The Court concluded that the allegations against the defendants were woefully short of evidence, and had been methodically refuted by not just the treating doctors and nurses, but also the defendants' expert witnesses.

The Court also highlighted that it found Dr Chong's evidence unreliable and perplexing in light of the factual evidence. The Court took note of the fact that Dr Chong had stated categorically in his first affidavit that Mdm Tan had a type 2 myocardial infarction when she was admitted. This first affidavit was lifted almost verbatim from the affidavit of another medical expert whom the plaintiff initially intended to call, but eventually did not. Dr Chong subsequently changed his mind and filed a supplementary affidavit stating that Mdm Tan had a type 1 myocardial infarction instead. The Plaintiff's counsel sought the Court's leave to withdraw Dr Chong's first affidavit. This was rightly rejected by the Court who agreed with defendants' counsel that his first affidavit should be subject to scrutiny.

Dr Chong claimed that he had seen fresh evidence to explain the change in his position. However, the Court found that none of the pieces of evidence would have led to a complete turnaround in his evidence. This put Dr Chong's neutrality and independence as an expert into considerable doubt.


The Court rejected the plaintiff's submission that TTSH and its doctors had failed to obtain Mdm Tan's consent before withdrawing Mdm Tan's medication.

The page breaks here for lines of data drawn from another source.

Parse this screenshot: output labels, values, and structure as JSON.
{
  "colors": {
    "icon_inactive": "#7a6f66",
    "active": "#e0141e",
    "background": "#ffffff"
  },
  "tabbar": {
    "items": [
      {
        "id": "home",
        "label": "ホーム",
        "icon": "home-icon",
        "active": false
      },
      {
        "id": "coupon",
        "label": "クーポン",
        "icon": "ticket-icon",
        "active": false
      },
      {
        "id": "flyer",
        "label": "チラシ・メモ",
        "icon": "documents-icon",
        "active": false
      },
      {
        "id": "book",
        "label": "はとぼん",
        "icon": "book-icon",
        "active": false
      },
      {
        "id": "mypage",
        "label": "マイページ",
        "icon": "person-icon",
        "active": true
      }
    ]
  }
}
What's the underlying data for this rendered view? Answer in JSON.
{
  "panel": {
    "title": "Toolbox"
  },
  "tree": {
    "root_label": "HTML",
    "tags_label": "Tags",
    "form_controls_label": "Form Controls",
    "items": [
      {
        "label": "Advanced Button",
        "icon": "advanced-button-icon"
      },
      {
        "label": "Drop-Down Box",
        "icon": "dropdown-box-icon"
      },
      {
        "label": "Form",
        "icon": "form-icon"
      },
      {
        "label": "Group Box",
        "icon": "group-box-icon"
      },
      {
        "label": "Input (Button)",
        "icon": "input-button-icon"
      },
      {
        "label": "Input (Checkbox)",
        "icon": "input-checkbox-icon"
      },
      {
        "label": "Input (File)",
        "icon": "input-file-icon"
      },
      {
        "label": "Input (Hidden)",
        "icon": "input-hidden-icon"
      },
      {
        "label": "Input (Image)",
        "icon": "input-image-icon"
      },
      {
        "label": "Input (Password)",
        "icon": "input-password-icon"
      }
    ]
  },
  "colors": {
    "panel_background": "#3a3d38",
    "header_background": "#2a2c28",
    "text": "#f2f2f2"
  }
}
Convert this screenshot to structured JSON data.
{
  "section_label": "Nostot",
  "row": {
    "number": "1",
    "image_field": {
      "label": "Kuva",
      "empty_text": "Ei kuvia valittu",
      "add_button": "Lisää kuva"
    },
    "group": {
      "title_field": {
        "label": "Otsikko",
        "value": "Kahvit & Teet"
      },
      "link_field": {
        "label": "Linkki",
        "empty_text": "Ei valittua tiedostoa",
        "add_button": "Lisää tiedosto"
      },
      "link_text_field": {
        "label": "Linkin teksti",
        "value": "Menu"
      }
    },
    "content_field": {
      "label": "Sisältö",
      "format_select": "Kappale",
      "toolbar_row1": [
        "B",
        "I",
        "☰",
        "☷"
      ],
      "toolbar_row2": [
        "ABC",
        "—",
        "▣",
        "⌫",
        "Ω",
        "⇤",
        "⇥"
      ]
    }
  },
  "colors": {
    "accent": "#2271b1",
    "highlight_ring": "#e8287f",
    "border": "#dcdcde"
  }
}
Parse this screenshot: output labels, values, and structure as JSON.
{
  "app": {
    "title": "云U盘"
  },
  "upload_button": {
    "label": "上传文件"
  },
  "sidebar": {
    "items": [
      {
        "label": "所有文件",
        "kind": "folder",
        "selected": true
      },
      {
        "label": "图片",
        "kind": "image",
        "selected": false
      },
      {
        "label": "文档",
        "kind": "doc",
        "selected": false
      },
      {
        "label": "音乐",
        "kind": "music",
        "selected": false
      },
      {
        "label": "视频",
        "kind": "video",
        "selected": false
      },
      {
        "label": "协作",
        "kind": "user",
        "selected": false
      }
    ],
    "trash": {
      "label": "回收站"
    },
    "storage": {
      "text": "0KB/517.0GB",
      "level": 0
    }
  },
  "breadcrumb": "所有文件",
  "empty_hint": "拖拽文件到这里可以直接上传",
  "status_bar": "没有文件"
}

The Court held that wrongful cessation of medication is a matter of negligence, and not one of consent. The cessation of medication is a strictly clinical decision. A wrongful cessation of medication is a matter of negligence simpliciter; save in certain limited circumstances, it is not negligence merely because of a failure to obtain the patient's consent to do so.

In any event, the defendants did not merely stop the medication for Mdm Tan, but had changed the medication to one with a wider coverage. The Court thus found that the defendants had not been negligent in stopping the medications.

Concluding Words

Medical negligence cases, being matters of professional practice, require the assistance of expert witnesses to shed light on technical/expert issues. The Court will assess the expert evidence, such as the basis for the expert's conclusions, as well as the reliability of the experts and their opinions.

This decision demonstrates how the Court will look at competing expert opinions in order to determine which opinion (or part thereof) to rely on. It also shows the pitfalls of an expert opinion that is not sufficiently supported by adequate factual evidence. Parties should thus ensure that they obtain sufficient guidance on the necessary expert opinions required to support positions they may take.

Finally, it is noteworthy that the Court devoted some ink to provide its views on the allegation made by the Plaintiff that Mdm Tan ought to have been admitted to the ICU/HDU. This is not an uncommon allegation made by patients and their families. The Court noted that it is not the case that every patient with the underlying conditions that Mdm Tan had, ought to be placed in an ICU or HDU. The Court further observed that public hospitals are required to maintain a balance between a patient's needs and the proper allocation of beds. It is not a good reason to admit a patient to ICU/HDU just in case they suffer a collapse. The objective evidence suggested that Mdm Tan was haemodynamically stable from her admission until her collapse. There was therefore no reason to fault the doctors for not admitting her to ICU or HDU.

The content of this article is intended to provide a general guide to the subject matter. Specialist advice should be sought about your specific circumstances.